France will begin its seasonal flu vaccination campaign in mid October. Every year there are sight variations to the practicalities of the campaign, so there’s how things will work in 2023.


In France, health authorities recommend that high-risk groups get the jab – but anyone who wants the shot can get it.

Members of high-risk groups should receive a flu vaccine voucher (bon de prise en charge), which you can take to a pharmacist who will provide you with a vaccine free of charge. 

Previously, the French government has defined high-risk groups as older people (over 65s), people with certain chronic illnesses (list here), pregnant women, obese people and caregivers who work with vulnerable populations.

People who fit the description of ‘high-risk’ ought to receive a voucher, xxxxx but if this is your first time getting a flu shot in France, or you haven’t your voucher yet, you can visit your doctor who can prescribe it for you. Then you can bring that prescription to the pharmacist who will provide you with the vaccine.

For high-risk people, the flu vaccine is free of charge.

What about people who are not ‘high-risk’?

Although not specifically recommended, the vaccine is open to anyone who wants it. In previous years, France instituted ‘priority period’ during the first couple of weeks of the campaign when it was only open to those in high risk groups, before opening up the shots to everyone. 

However, health authorities have indicated that the 2023-2024 season will do away with the ‘prioritisation period’, meaning anyone, regardless of risk level, can get the flu vaccine as soon as it becomes available.

The difference is that those not considered to be in a high-risk group will have to pay for their vaccine, and in previous years, the flu vaccine has not been reimbursed by French social security. Full details of the 2023 campaign are yet to be confirmed, but there is no indication that this will change this year.

During the 2022-2023 season, the cost for a non-priority person varied between €6 and €10 depending on the pharmacy.

Where can I get a flu vaccine?

Doctors, midwives, nurses and pharmacists can administer flu vaccines, and the most common place to get it is at the pharmacy.

Ask your pharmacist if they are available for walk-in vaccine appointments, as many are.
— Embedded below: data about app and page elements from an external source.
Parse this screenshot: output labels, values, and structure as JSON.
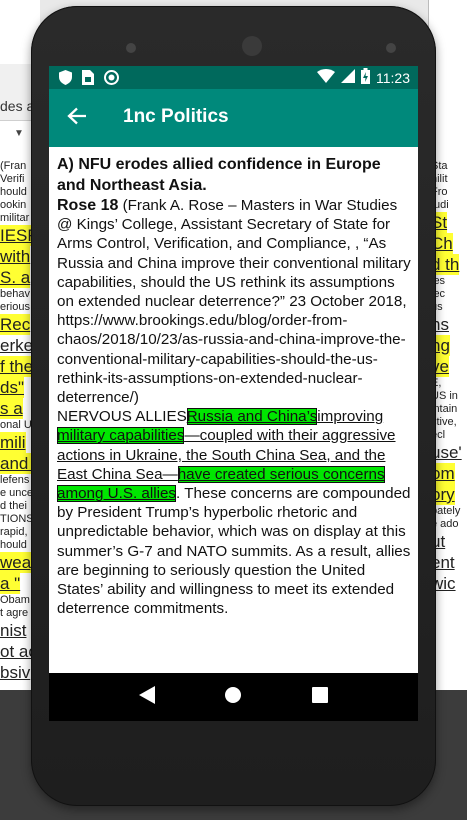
{
  "background_doc": {
    "left_lines": [
      {
        "text": "(Fran",
        "style": "small"
      },
      {
        "text": "Verifi",
        "style": "small"
      },
      {
        "text": "hould",
        "style": "small"
      },
      {
        "text": "ookin",
        "style": "small"
      },
      {
        "text": "militar",
        "style": "small"
      },
      {
        "text": "IESRu",
        "style": "big-hl"
      },
      {
        "text": "with",
        "style": "big-hl"
      },
      {
        "text": "S. a",
        "style": "big-hl"
      },
      {
        "text": "behav",
        "style": "small"
      },
      {
        "text": "erious",
        "style": "small"
      },
      {
        "text": "Rec",
        "style": "big-hl"
      },
      {
        "text": "erke",
        "style": "big"
      },
      {
        "text": "f the",
        "style": "big-hl"
      },
      {
        "text": "ds\"",
        "style": "big-hl"
      },
      {
        "text": "s a",
        "style": "big-hl"
      },
      {
        "text": "onal U",
        "style": "small"
      },
      {
        "text": "mili",
        "style": "big-hl"
      },
      {
        "text": "and c",
        "style": "big-hl"
      },
      {
        "text": "lefens",
        "style": "small"
      },
      {
        "text": "e unce",
        "style": "small"
      },
      {
        "text": "d thei",
        "style": "small"
      },
      {
        "text": "TIONS",
        "style": "small"
      },
      {
        "text": "rapid,",
        "style": "small"
      },
      {
        "text": "hould",
        "style": "small"
      },
      {
        "text": "weap",
        "style": "big-hl"
      },
      {
        "text": "a \"",
        "style": "big-hl"
      },
      {
        "text": "Obam",
        "style": "small"
      },
      {
        "text": "t agre",
        "style": "small"
      },
      {
        "text": "nist",
        "style": "big"
      },
      {
        "text": "ot ac",
        "style": "big"
      },
      {
        "text": "bsiv",
        "style": "big"
      }
    ],
    "toolbar_text": "des a",
    "right_lines": [
      {
        "text": "Sta",
        "style": "small"
      },
      {
        "text": "hilit",
        "style": "small"
      },
      {
        "text": "Fro",
        "style": "small"
      },
      {
        "text": "tudi",
        "style": "small"
      },
      {
        "text": "St",
        "style": "big-hl"
      },
      {
        "text": "Ch",
        "style": "big-hl"
      },
      {
        "text": "d th",
        "style": "big-hl"
      },
      {
        "text": "ies",
        "style": "small"
      },
      {
        "text": "iec",
        "style": "small"
      },
      {
        "text": "us",
        "style": "small"
      },
      {
        "text": "ns",
        "style": "big"
      },
      {
        "text": "ng",
        "style": "big-hl"
      },
      {
        "text": "ve",
        "style": "big-hl"
      },
      {
        "text": "E,",
        "style": "small"
      },
      {
        "text": "US in",
        "style": "small"
      },
      {
        "text": "intain",
        "style": "small"
      },
      {
        "text": "ctive,",
        "style": "small"
      },
      {
        "text": "ecl",
        "style": "small"
      },
      {
        "text": "use'",
        "style": "big"
      },
      {
        "text": "om",
        "style": "big-hl"
      },
      {
        "text": "ory",
        "style": "big-hl"
      },
      {
        "text": "bately",
        "style": "small"
      },
      {
        "text": "e ado",
        "style": "small"
      },
      {
        "text": "ut",
        "style": "big"
      },
      {
        "text": "ent",
        "style": "big"
      },
      {
        "text": "wic",
        "style": "big"
      }
    ]
  },
  "status_bar": {
    "time": "11:23",
    "left_icons": [
      "shield-icon",
      "sim-card-icon",
      "circle-icon"
    ],
    "right_icons": [
      "wifi-icon",
      "signal-icon",
      "battery-icon"
    ]
  },
  "app_bar": {
    "title": "1nc Politics",
    "back_icon": "arrow-back-icon"
  },
  "card": {
    "heading": "A) NFU erodes allied confidence in Europe and Northeast Asia.",
    "cite_author": "Rose 18",
    "cite_body": " (Frank A. Rose – Masters in War Studies @ Kings’ College, Assistant Secretary of State for Arms Control, Verification, and Compliance, , “As Russia and China improve their conventional military capabilities, should the US rethink its assumptions on extended nuclear deterrence?” 23 October 2018, https://www.brookings.edu/blog/order-from-chaos/2018/10/23/as-russia-and-china-improve-the-conventional-military-capabilities-should-the-us-rethink-its-assumptions-on-extended-nuclear-deterrence/)",
    "body_prefix": "NERVOUS ALLIES",
    "hl_1": "Russia and China’s",
    "ul_1": "improving ",
    "hl_2": "military capabilities",
    "ul_2": "—coupled with their aggressive actions in Ukraine, the South China Sea, and the East China Sea—",
    "hl_3": "have created serious concerns among U.S. allies",
    "body_rest": ". These concerns are compounded by President Trump’s hyperbolic rhetoric and unpredictable behavior, which was on display at this summer’s G-7 and NATO summits. As a result, allies are beginning to seriously question the United States’ ability and willingness to meet its extended deterrence commitments."
  },
  "nav_bar": {
    "icons": [
      "back-triangle-icon",
      "home-circle-icon",
      "recents-square-icon"
    ]
  },
  "colors": {
    "status_bar": "#00695c",
    "app_bar": "#00897b",
    "highlight_green": "#00e600",
    "highlight_yellow": "#ffff33"
  }
}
If this is not available, they may ask you to make an appointment, which you can likely do on the spot. 

If you want to be vaccinated outside of a pharmacy, you will still have to go to pick up the vaccine. You will then take it with you to your appointment with your doctor, midwife or nurse. If you are not going directly to your appointment after picking up the vaccine, be sure to keep it cool and refrigerated. 

Appointments for flu vaccines can be made online at Doctolib.

When can I get a flu vaccine?

France typically runs its seasonal flu vaccination campaign starting the autumn and running until March. For 2023, it will begin on October 17th for all groups.

Can I get a Covid-19 and flu shot at the same time?

Health authorities recommend that those in at-risk groups get both Covid-19 and flu jabs, and they have specified that there are no health risks of doing both vaccines at the same time.

The Covid vaccination campaign begins on Monday, October 2nd.

READ MORE: France’s autumn 2023 Covid vaccine booster campaign ‘will be open to all’

Like the flu vaccination, it is recommended that high-risk groups get a Covid vaccine booster – but it remains your choice whether you get one, both or neither.

What about children?

The general seasonal flu vaccination campaign is aimed at adults, but the French Haute autorité de santé recommends that all children over the age of 2 with “co-morbidities” get a seasonal influenza vaccine, meaning children in high-risk groups would also receive a voucher to get a flu shot. 

You can also ask your doctor for a prescription for a vaccination if your children are in a high-risk group. 

As for who can vaccinate them, doctors are qualified to vaccinate all minors, including those under the age of 11. Midwives can also vaccinate any minor who is recommended to get a flu vaccine. 

As of August 2023, both nurses and pharmacists in France gained the ability to prescribe and administer 14 different vaccines – including the one against seasonal influenza – to anyone over the age of 11. As such, minors above 11 can get a flu vaccine in a pharmacy, but those under the age of 11 cannot.